Start of Record extracts
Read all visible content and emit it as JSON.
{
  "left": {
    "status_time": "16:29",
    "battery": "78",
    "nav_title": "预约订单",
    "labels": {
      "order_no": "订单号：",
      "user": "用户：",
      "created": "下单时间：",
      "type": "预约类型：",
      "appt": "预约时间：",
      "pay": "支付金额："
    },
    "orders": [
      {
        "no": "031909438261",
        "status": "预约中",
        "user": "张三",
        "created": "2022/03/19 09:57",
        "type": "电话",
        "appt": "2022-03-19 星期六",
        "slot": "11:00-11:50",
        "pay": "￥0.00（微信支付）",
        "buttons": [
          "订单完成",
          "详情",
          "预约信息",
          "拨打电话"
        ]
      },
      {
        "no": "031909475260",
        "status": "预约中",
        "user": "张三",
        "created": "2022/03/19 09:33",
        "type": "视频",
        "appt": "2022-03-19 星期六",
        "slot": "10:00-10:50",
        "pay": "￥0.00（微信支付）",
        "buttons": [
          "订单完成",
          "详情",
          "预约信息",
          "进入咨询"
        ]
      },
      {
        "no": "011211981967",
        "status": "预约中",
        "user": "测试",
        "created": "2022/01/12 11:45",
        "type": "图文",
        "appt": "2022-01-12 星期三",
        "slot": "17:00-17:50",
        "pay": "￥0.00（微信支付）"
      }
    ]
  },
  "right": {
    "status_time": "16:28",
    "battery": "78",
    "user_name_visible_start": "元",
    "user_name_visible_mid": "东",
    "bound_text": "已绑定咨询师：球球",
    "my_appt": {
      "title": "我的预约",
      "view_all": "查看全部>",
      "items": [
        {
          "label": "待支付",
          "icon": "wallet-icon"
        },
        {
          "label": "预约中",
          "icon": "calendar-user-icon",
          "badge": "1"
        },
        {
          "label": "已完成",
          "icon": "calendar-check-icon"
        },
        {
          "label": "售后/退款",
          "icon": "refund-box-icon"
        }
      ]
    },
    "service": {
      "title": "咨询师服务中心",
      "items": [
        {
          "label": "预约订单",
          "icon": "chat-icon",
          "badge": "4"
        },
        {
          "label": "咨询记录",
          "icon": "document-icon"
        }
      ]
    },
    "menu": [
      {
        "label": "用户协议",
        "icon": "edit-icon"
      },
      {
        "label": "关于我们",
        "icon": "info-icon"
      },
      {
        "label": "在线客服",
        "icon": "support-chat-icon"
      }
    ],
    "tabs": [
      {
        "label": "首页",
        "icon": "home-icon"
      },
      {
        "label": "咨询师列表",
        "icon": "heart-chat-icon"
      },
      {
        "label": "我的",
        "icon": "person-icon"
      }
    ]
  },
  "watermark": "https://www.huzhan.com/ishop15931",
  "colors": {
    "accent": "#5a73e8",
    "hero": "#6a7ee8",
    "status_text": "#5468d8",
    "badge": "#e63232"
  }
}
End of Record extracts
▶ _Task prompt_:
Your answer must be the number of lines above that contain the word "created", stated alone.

▶ _Finished task_:
4